Celebrating 50 Years of The Fitter: An Interview with Owner Bonnie Dahl
March 23, 2023 / By Jake Hudson-Humphrey / Features
It's hard to imagine The Hill without The Fitter. For half a century, this family-owned business has weathered changes, challenges, and trends, adapting to the needs and wants of college students, locals, and tourists. From its early days selling wooden pipes to today's colorful glass bongs and electronic vaporizers, The Fitter has kept up with the times while remaining true to its mission. To celebrate its 50th anniversary, we sat down with longtime owner Bonnie Dahl to hear her insights on the past, present, and future of The Fitter and The Hill.
Q: Bonnie, you've been in business and on The Hill for fifty years now, what was your bestselling item then, and what is your bestselling item now?
A: For about the first 40 years, our bestselling items were always pipes. The materials have changed over the decades, starting with the prevalence of wood, bamboo, metal, and stone. Glass pipes didn't even come onto the market until the early 90's. The "art glass" scene has become really popular, so we feature a wide variety of glass art pieces from national and local artists. We also specialize in scientific glass tubes and rigs. Right now, our bestselling items are bongs, however colorful glass hand pipes continue to sell well too. Smoking accessories have evolved and become much more sophisticated and tech-oriented, especially vaporizers. College kid culture has changed too, so it’s important to keep up with the trends dictated by social media. Students are well educated on what they are looking for and we try to provide it.
Q: Did the legalization of marijuana change the nature of your business, and if so, how?
A: Interestingly enough, the legalization of marijuana did not change our business much. We have found that there is more competition that has come into the area, including glass pipes sold at dispensaries, as well as gas stations now. The "pot tourist" hasn't really materialized on the Hill much, except for the younger demographic. They tend to buy something cheap and temporary to use while they are in town. The Hill is not allowed to have any retail pot stores due to the 1000-foot rule across from the university.
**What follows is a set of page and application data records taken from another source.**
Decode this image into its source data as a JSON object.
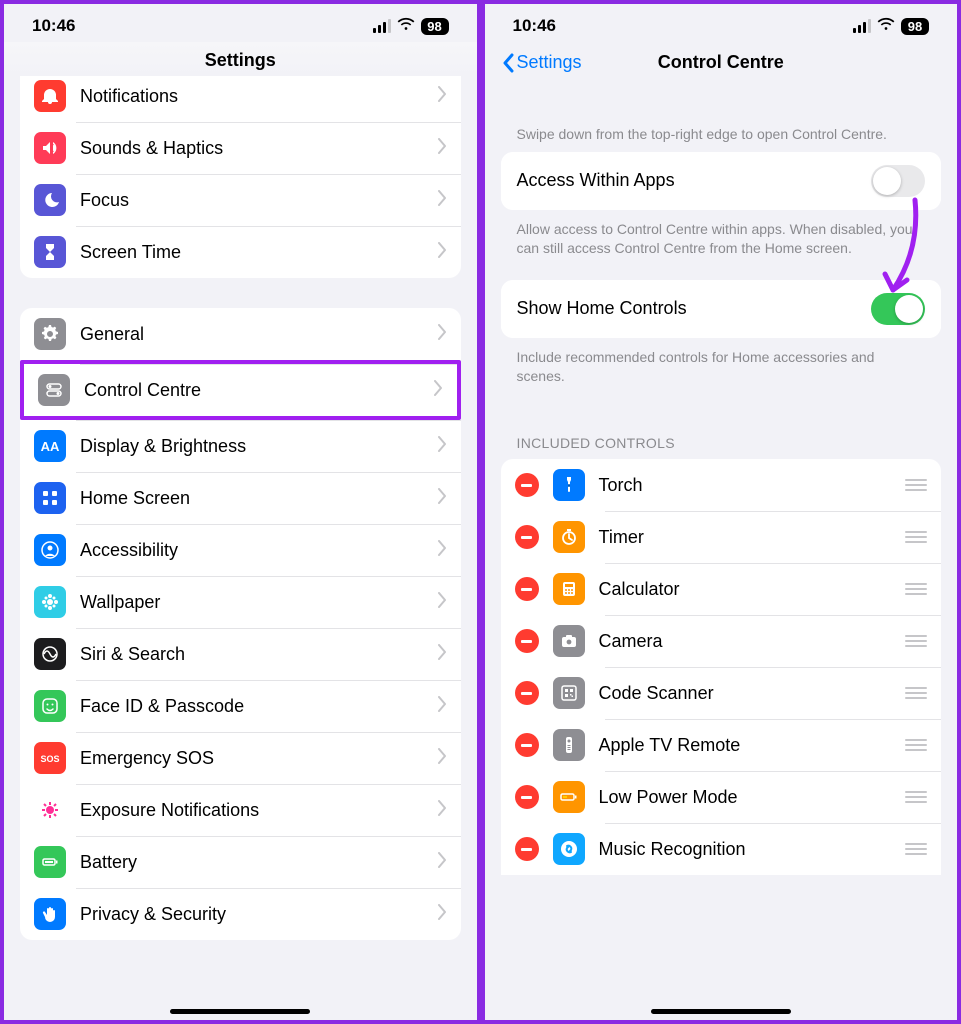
{
  "status": {
    "time": "10:46",
    "battery": "98"
  },
  "left": {
    "title": "Settings",
    "rows_top": [
      {
        "id": "notifications",
        "label": "Notifications",
        "color": "bg-red",
        "icon": "bell"
      },
      {
        "id": "sounds",
        "label": "Sounds & Haptics",
        "color": "bg-pink",
        "icon": "speaker"
      },
      {
        "id": "focus",
        "label": "Focus",
        "color": "bg-purple",
        "icon": "moon"
      },
      {
        "id": "screentime",
        "label": "Screen Time",
        "color": "bg-purple",
        "icon": "hourglass"
      }
    ],
    "rows_mid": [
      {
        "id": "general",
        "label": "General",
        "color": "bg-grey",
        "icon": "gear"
      },
      {
        "id": "controlcentre",
        "label": "Control Centre",
        "color": "bg-grey",
        "icon": "toggles",
        "highlight": true
      },
      {
        "id": "display",
        "label": "Display & Brightness",
        "color": "bg-blue",
        "icon": "aa"
      },
      {
        "id": "homescreen",
        "label": "Home Screen",
        "color": "bg-deepblue",
        "icon": "grid"
      },
      {
        "id": "accessibility",
        "label": "Accessibility",
        "color": "bg-blue",
        "icon": "person"
      },
      {
        "id": "wallpaper",
        "label": "Wallpaper",
        "color": "bg-cyan",
        "icon": "flower"
      },
      {
        "id": "siri",
        "label": "Siri & Search",
        "color": "bg-black",
        "icon": "siri"
      },
      {
        "id": "faceid",
        "label": "Face ID & Passcode",
        "color": "bg-green",
        "icon": "face"
      },
      {
        "id": "sos",
        "label": "Emergency SOS",
        "color": "bg-sos",
        "icon": "sos"
      },
      {
        "id": "exposure",
        "label": "Exposure Notifications",
        "color": "",
        "icon": "covid"
      },
      {
        "id": "battery",
        "label": "Battery",
        "color": "bg-green",
        "icon": "battery"
      },
      {
        "id": "privacy",
        "label": "Privacy & Security",
        "color": "bg-blue",
        "icon": "hand"
      }
    ]
  },
  "right": {
    "back": "Settings",
    "title": "Control Centre",
    "hint1": "Swipe down from the top-right edge to open Control Centre.",
    "toggle1": {
      "label": "Access Within Apps",
      "on": false
    },
    "hint2": "Allow access to Control Centre within apps. When disabled, you can still access Control Centre from the Home screen.",
    "toggle2": {
      "label": "Show Home Controls",
      "on": true
    },
    "hint3": "Include recommended controls for Home accessories and scenes.",
    "included_header": "INCLUDED CONTROLS",
    "controls": [
      {
        "id": "torch",
        "label": "Torch",
        "color": "bg-blue",
        "icon": "torch"
      },
      {
        "id": "timer",
        "label": "Timer",
        "color": "bg-orange",
        "icon": "timer"
      },
      {
        "id": "calculator",
        "label": "Calculator",
        "color": "bg-orange",
        "icon": "calc"
      },
      {
        "id": "camera",
        "label": "Camera",
        "color": "bg-grey",
        "icon": "camera"
      },
      {
        "id": "codescanner",
        "label": "Code Scanner",
        "color": "bg-grey",
        "icon": "qr"
      },
      {
        "id": "appletv",
        "label": "Apple TV Remote",
        "color": "bg-grey",
        "icon": "remote"
      },
      {
        "id": "lowpower",
        "label": "Low Power Mode",
        "color": "bg-orange",
        "icon": "lowpower"
      },
      {
        "id": "music",
        "label": "Music Recognition",
        "color": "bg-shazam",
        "icon": "shazam"
      }
    ]
  }
}
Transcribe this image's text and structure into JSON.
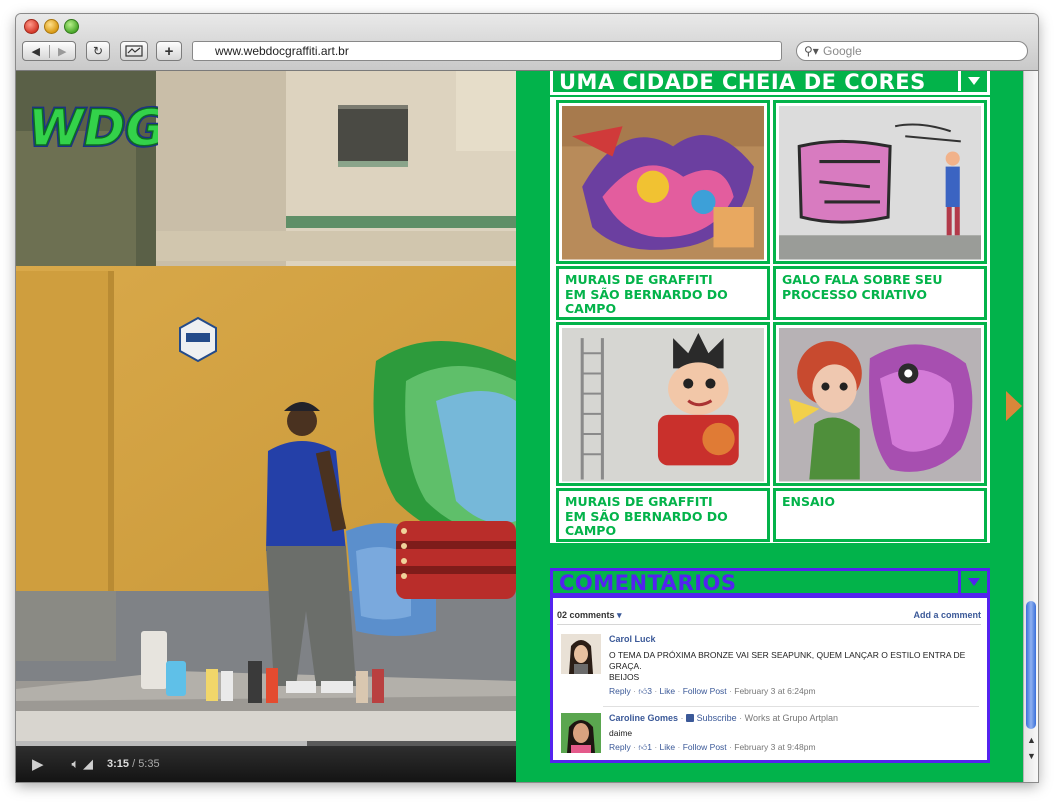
{
  "browser": {
    "url": "www.webdocgraffiti.art.br",
    "search_placeholder": "Google"
  },
  "video": {
    "logo_text": "WDG",
    "current_time": "3:15",
    "time_separator": "/",
    "duration": "5:35",
    "progress_fraction": 0.582
  },
  "gallery": {
    "title": "UMA CIDADE CHEIA DE CORES",
    "items": [
      {
        "caption": "MURAIS DE GRAFFITI\nEM SÃO BERNARDO DO\nCAMPO"
      },
      {
        "caption": "GALO FALA SOBRE SEU\nPROCESSO CRIATIVO"
      },
      {
        "caption": "MURAIS DE GRAFFITI\nEM SÃO BERNARDO DO\nCAMPO"
      },
      {
        "caption": "ENSAIO"
      }
    ]
  },
  "comments": {
    "title": "COMENTÁRIOS",
    "count": "02 comments",
    "add_label": "Add a comment",
    "list": [
      {
        "author": "Carol Luck",
        "text": "O TEMA DA PRÓXIMA BRONZE VAI SER SEAPUNK, QUEM LANÇAR O ESTILO ENTRA DE GRAÇA.",
        "text2": "BEIJOS",
        "reply": "Reply",
        "likes": "3",
        "like": "Like",
        "follow": "Follow Post",
        "date": "February 3 at 6:24pm"
      },
      {
        "author": "Caroline Gomes",
        "subscribe": "Subscribe",
        "workplace": "Works at Grupo Artplan",
        "text": "daime",
        "reply": "Reply",
        "likes": "1",
        "like": "Like",
        "follow": "Follow Post",
        "date": "February 3 at 9:48pm"
      }
    ]
  },
  "colors": {
    "panel_green": "#02b34b",
    "comments_purple": "#5423ef",
    "link_blue": "#3b5998",
    "arrow_orange": "#d9873a"
  }
}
Q: Can you talk a bit about yourself and your background? Where did you grow up and why'd you move to Boulder?
A: My twin sister and I grew up in Phoenix, Arizona, graduating from ASU in 1974. Our senior year of high school in 1970 we entered this industry, working at our brother's first headshop in Phoenix. He soon opened one in Tempe where we worked in college until a fire burned it down to the ground in 1972. We bought The Pipefitter in Boulder from our brother in March of 1975, once he had opened the Boulder store in 1973. We had rocky times in our decades of owning our business, especially when we were raided by the federal government in 1991 for selling "drug" paraphernalia. We settled with the federal government 13 months later after paying exorbitant fines and hefty legal fees. We also survived a bout with asbestos removal where we had to move out everything from the entire building for 8 days before putting it back. Every cost was out of our pocket at the time. In 2010, the building owner tore down our building that housed The Fitter for over 37 years on College Avenue. We’ve had another location change since and are now located on 13th Street. We enjoy our new "hood" of The Hill.
Q: You and your sister took over the business from your brother 50 years ago. What does a 22-year-old girl taking over a pipe shop think to herself? What would you say to your 22-year-old self about business now?
A: Taking over a business to own and run at age 22 is a big challenge and learning experience, one that we probably didn't understand at the time. We were very naive and trusting and succeeded in the business despite our immaturity at the time. Any small business, especially retail, requires an owner to learn all aspects of business themselves: accounting, marketing, HR, sales, buying, pricing, cleaning, graphic work, etc. Today I would say to that 22-year-old self: work it hard, change when necessary, experience trial and error, and hire the right staff to support you. Retail requires you to do the work and “go with the flow.” It is rewarding when things work but can be discouraging many times as well.
Q: What are your favorite things about The Hill?
A: My favorite thing about The Hill is when the students are around and plentiful and it feels like there is energy on the streets and sidewalks. I still enjoy working with the student demographic after 50 years. The Hill has much potential, so I hold out for the future.
Q: The Fitter has moved locations since our last interview. (We’re so glad you’re still on The Hill!) Can you tell us a little bit about the new location?
A: The new location has been rewarding since we are 1.5 times larger--we managed to fill the space with clothing, hats, pouches, posters, tapestries, and even dog accessories.
Q: The Hill has had a lot of challenges in recent years, with the covid-19 pandemic, vacancies and new businesses popping up, and now two big hotel construction projects. How has The Fitter adapted to these changes?
A: During the pandemic business was very good for us since students were stuck at home on Zoom. They had nowhere to spend their disposable money since there was no travel and no concerts or festivals happening. Smoking marijuana became an even more popular pastime. As for the Hill’s other challenges, as a business you have to adapt to change or you die on the vine. That’s how we survived for 5 decades.
Q: What's next for The Fitter?
A: We will be working on our next decade of business on the Hill to keep serving more generations of college students, tourists, and residents, trying to be the best we can be.